If you’ve recently been to the movie theater to see an awesome film you may have asked yourself, “how do they do that?” There are many things going on in films that make you question what is real. However, in the world of animatronics and robots, defying human understanding is becoming fairly commonplace.
For example, in one of our recent blog posts we featured an animatronic arm and hand combination that doubles as a movie prop. It will be used in an upcoming film for a scene in which a man has his hand chopped off in one continuous motion. Animatronics makes it possible to film the scene with full realism and no need to cut away (no pun intended, ha!).
The world of animatronics has completely revolutionized the film industry. But it has also done wonders for other industries as well. Not just industrial robots, but service robotics (including a sub-field of animatronics) are becoming a huge part of world-wide living.
Technology Increases Realism
In 1961 when Uncle Walt’s coined the term Audio-Animatronics (AA), there was no mistaking his imagineered devices for real humanoid and animals. That was exactly the pure charm of that new technology. The audience of that time was easy to “fool”, much more accepting of the entertainment and not so focused on the details of the technology. But that’s all changed. Technology has advanced to the point where it is possible to replicate even faint muscle movements in the face. Smiles are becoming more realistic, eyebrow twitches are nearly indiscernible, and blinking eyes look just like the real thing. If you don’t believe me just look at any of the major film critic’s review of this year’s “Hansel and Gretel Witch Hunters”. Almost all of them mention “Edward” the troll as being amazing BECAUSE none of them could believe he was actually REAL, not CG. Huge cheers to Mike Elizalde and Mark Setrakian to making such an amazingly real / stylized animatronic that you foold the most savvy.
Animatronic masters have not yet made a foolproof un-stylized (i.e. completely real, such as a lifecast) human face but they are getting closer. So much so that we are now able to build a life-like animatronic figure that looks and acts just as you do. All we need are some specs and some photographs and we can create your animatronic alternative. How’s that for realism?
Who Uses Animatronics
While all of this is well and good, you might be wondering who uses animatronics. After all, they are not a commodity you can buy off-the-shelf, but an investment. If the truth be known, there are lots of individuals and businesses embracing custom robots.
For example, corporations sometimes purchase animatronic robots to replicate important company leaders like Hiroshi Ishiguro. Some even use them at tradeshows as promotional tools like the “Actroid” co-developed by Japan’s Kokoro Corp.

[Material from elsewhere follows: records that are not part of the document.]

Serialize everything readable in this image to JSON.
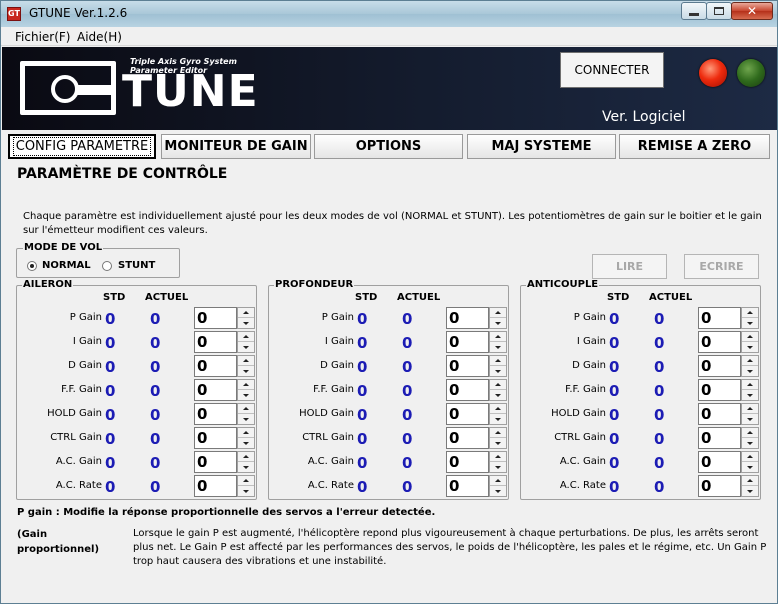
{
  "window": {
    "title": "GTUNE Ver.1.2.6",
    "app_icon": "GT"
  },
  "menu": {
    "items": [
      "Fichier(F)",
      "Aide(H)"
    ]
  },
  "header": {
    "logo_text": "TUNE",
    "logo_subtitle_1": "Triple Axis Gyro System",
    "logo_subtitle_2": "Parameter Editor",
    "connect_label": "CONNECTER",
    "version_label": "Ver. Logiciel",
    "status_colors": {
      "red": "#ee2b0e",
      "green": "#2f6a1c"
    }
  },
  "tabs": [
    {
      "label": "CONFIG PARAMETRE",
      "active": true
    },
    {
      "label": "MONITEUR DE GAIN"
    },
    {
      "label": "OPTIONS"
    },
    {
      "label": "MAJ SYSTEME"
    },
    {
      "label": "REMISE A ZERO"
    }
  ],
  "panel": {
    "title": "PARAMÈTRE DE CONTRÔLE",
    "description": "Chaque paramètre est individuellement ajusté pour les deux modes de vol (NORMAL et STUNT). Les potentiomètres de gain sur le boitier et le gain sur l'émetteur modifient ces valeurs."
  },
  "mode_vol": {
    "legend": "MODE DE VOL",
    "normal": "NORMAL",
    "stunt": "STUNT",
    "selected": "NORMAL"
  },
  "buttons": {
    "lire": "LIRE",
    "ecrire": "ECRIRE"
  },
  "columns": {
    "std": "STD",
    "actuel": "ACTUEL"
  },
  "groups": [
    {
      "name": "AILERON",
      "rows": [
        {
          "label": "P Gain",
          "std": "0",
          "actuel": "0",
          "value": "0"
        },
        {
          "label": "I Gain",
          "std": "0",
          "actuel": "0",
          "value": "0"
        },
        {
          "label": "D Gain",
          "std": "0",
          "actuel": "0",
          "value": "0"
        },
        {
          "label": "F.F. Gain",
          "std": "0",
          "actuel": "0",
          "value": "0"
        },
        {
          "label": "HOLD Gain",
          "std": "0",
          "actuel": "0",
          "value": "0"
        },
        {
          "label": "CTRL Gain",
          "std": "0",
          "actuel": "0",
          "value": "0"
        },
        {
          "label": "A.C. Gain",
          "std": "0",
          "actuel": "0",
          "value": "0"
        },
        {
          "label": "A.C. Rate",
          "std": "0",
          "actuel": "0",
          "value": "0"
        }
      ]
    },
    {
      "name": "PROFONDEUR",
      "rows": [
        {
          "label": "P Gain",
          "std": "0",
          "actuel": "0",
          "value": "0"
        },
        {
          "label": "I Gain",
          "std": "0",
          "actuel": "0",
          "value": "0"
        },
        {
          "label": "D Gain",
          "std": "0",
          "actuel": "0",
          "value": "0"
        },
        {
          "label": "F.F. Gain",
          "std": "0",
          "actuel": "0",
          "value": "0"
        },
        {
          "label": "HOLD Gain",
          "std": "0",
          "actuel": "0",
          "value": "0"
        },
        {
          "label": "CTRL Gain",
          "std": "0",
          "actuel": "0",
          "value": "0"
        },
        {
          "label": "A.C. Gain",
          "std": "0",
          "actuel": "0",
          "value": "0"
        },
        {
          "label": "A.C. Rate",
          "std": "0",
          "actuel": "0",
          "value": "0"
        }
      ]
    },
    {
      "name": "ANTICOUPLE",
      "rows": [
        {
          "label": "P Gain",
          "std": "0",
          "actuel": "0",
          "value": "0"
        },
        {
          "label": "I Gain",
          "std": "0",
          "actuel": "0",
          "value": "0"
        },
        {
          "label": "D Gain",
          "std": "0",
          "actuel": "0",
          "value": "0"
        },
        {
          "label": "F.F. Gain",
          "std": "0",
          "actuel": "0",
          "value": "0"
        },
        {
          "label": "HOLD Gain",
          "std": "0",
          "actuel": "0",
          "value": "0"
        },
        {
          "label": "CTRL Gain",
          "std": "0",
          "actuel": "0",
          "value": "0"
        },
        {
          "label": "A.C. Gain",
          "std": "0",
          "actuel": "0",
          "value": "0"
        },
        {
          "label": "A.C. Rate",
          "std": "0",
          "actuel": "0",
          "value": "0"
        }
      ]
    }
  ],
  "help": {
    "title": "P gain : Modifie la réponse proportionnelle des servos a l'erreur detectée.",
    "label": "(Gain proportionnel)",
    "text": "Lorsque le gain P est augmenté, l'hélicoptère repond plus vigoureusement à chaque perturbations. De plus, les arrêts seront plus net. Le Gain P est affecté par les performances des servos, le poids de l'hélicoptère, les pales et le régime, etc. Un Gain P trop haut causera des vibrations et une instabilité."
  }
}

At the municipal level, custom robotics are often used for public memorials, in museums and historical societies, and even as props for city celebrations, festivals, and parades. And while it’s true they can be expensive initially, a well-built robot from an animatronic company like ours will pay for itself over even only months of use.
Animatronics have changed the way we look at lots of different industries. What we’ve been seeing in films over the last few years is now a reality for your company, nonprofit organization, municipality, or even your own home. We invite you to contact us today so we can show you how animatronics can work for you.